09-18-2006, 08:05 AM #25
well my military and overhead stuff is weak...because my front delts are weak and small...almost non existent, lol
so the more inclined it gets the weaker I get.....I mean, almost everyone should get weaker as it inclines...but mine is disproportionately weaker the steeper it gets
my best bench last year was 322.5........earlier in the year when my bench was 290 my decline was like 300 the first or second time I tried declines...so my decline is a little stronger
my best incline, earlier this year, was 255 I think
by comparison....my best standing military is like 185....seated military was like 175 for 5-6 I think....or maybe 185 for 4-5
in any case a 322 bench and a 185 military dont go together, lol
I did a big "poll" on a PL board a while back and going by what a lot of other people did my military should be more like 225ish
I also think that clearly explains why my front delts hurt when I bench and why my bench weakness is right off the chest or in the bottom couple inches"Humility comes before honor"
09-18-2006, 08:19 AM #26
Try doing incline presses first in your workout.
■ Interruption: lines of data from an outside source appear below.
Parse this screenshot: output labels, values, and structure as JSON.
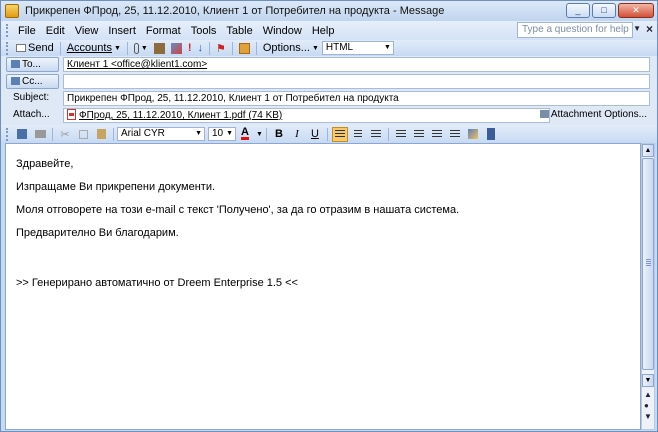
{
  "window": {
    "title": "Прикрепен ФПрод, 25, 11.12.2010, Клиент 1 от Потребител на продукта - Message",
    "controls": [
      "_",
      "□",
      "✕"
    ]
  },
  "menu": {
    "items": [
      "File",
      "Edit",
      "View",
      "Insert",
      "Format",
      "Tools",
      "Table",
      "Window",
      "Help"
    ],
    "help_placeholder": "Type a question for help",
    "help_arrow": "▼",
    "close_doc": "×"
  },
  "toolbar": {
    "send": "Send",
    "accounts": "Accounts",
    "options": "Options...",
    "format": "HTML"
  },
  "header": {
    "to_label": "To...",
    "to_value": "Клиент 1 <office@klient1.com>",
    "cc_label": "Cc...",
    "cc_value": "",
    "subject_label": "Subject:",
    "subject_value": "Прикрепен ФПрод, 25, 11.12.2010, Клиент 1 от Потребител на продукта",
    "attach_label": "Attach...",
    "attach_value": "ФПрод, 25, 11.12.2010, Клиент 1.pdf (74 KB)",
    "attach_options": "Attachment Options..."
  },
  "format_bar": {
    "font": "Arial CYR",
    "size": "10",
    "bold": "B",
    "italic": "I",
    "underline": "U"
  },
  "body": {
    "lines": [
      "Здравейте,",
      "Изпращаме Ви прикрепени документи.",
      "Моля отговорете на този e-mail с текст 'Получено', за да го отразим в нашата система.",
      "Предварително Ви благодарим.",
      ">> Генерирано автоматично от Dreem Enterprise 1.5 <<"
    ]
  }
}
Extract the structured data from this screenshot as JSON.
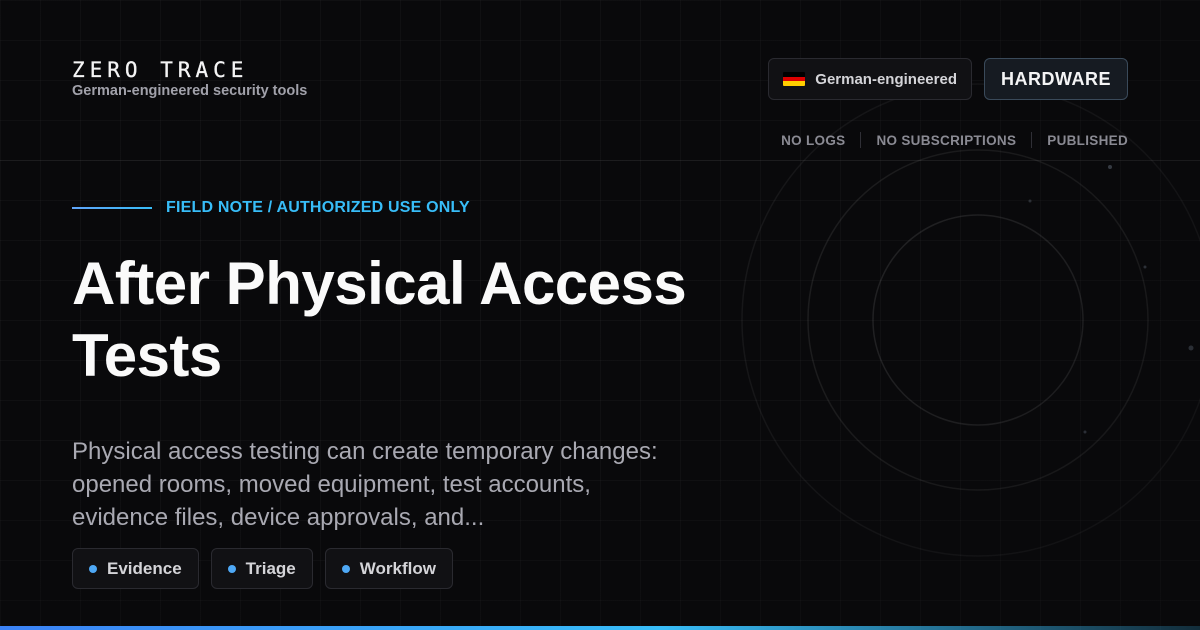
{
  "brand": {
    "logo": "ZERO TRACE",
    "tagline": "German-engineered security tools"
  },
  "header": {
    "origin_chip": "German-engineered",
    "origin_icon": "germany-flag-icon",
    "category_chip": "HARDWARE",
    "meta": [
      "NO LOGS",
      "NO SUBSCRIPTIONS",
      "PUBLISHED"
    ]
  },
  "article": {
    "eyebrow": "FIELD NOTE / AUTHORIZED USE ONLY",
    "title": "After Physical Access Tests",
    "description": "Physical access testing can create temporary changes: opened rooms, moved equipment, test accounts, evidence files, device approvals, and...",
    "tags": [
      "Evidence",
      "Triage",
      "Workflow"
    ]
  },
  "colors": {
    "background": "#09090b",
    "accent": "#38bdf8",
    "accent_blue": "#3b82f6",
    "tag_dot": "#4ea8f5",
    "flag": [
      "#000000",
      "#dd0000",
      "#ffce00"
    ]
  }
}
Do it for a while and you should become stronger in all of your chest pressing movements.
09-18-2006, 09:00 AM #27Originally Posted by braindxwww.ScrillaBeats.com
09-18-2006, 09:40 AM #28
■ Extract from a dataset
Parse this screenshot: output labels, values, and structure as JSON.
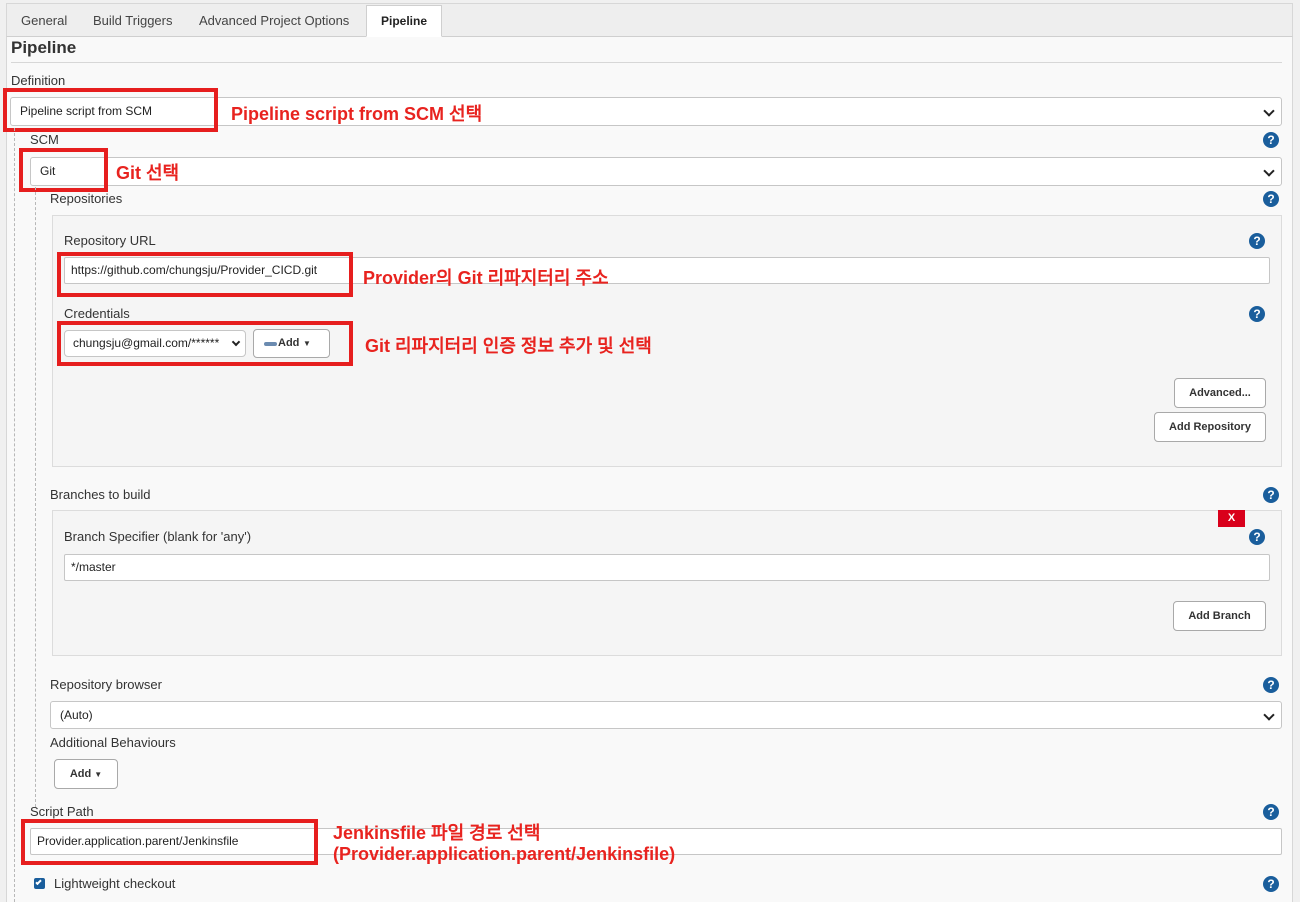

true...declines can be a short little rep if you bring it low onto the stomach etc......inclines are like the longest range of motion in the world, lol"Humility comes before honor"
09-18-2006, 11:46 AM #29Originally Posted by Morbid_Mind
u guys realize TJ2000 is a troll, right? and a really whiny, annoying one at that.
02-04-2007, 04:24 PM #30
give it time and focus and im sure your incline will jump up TJ.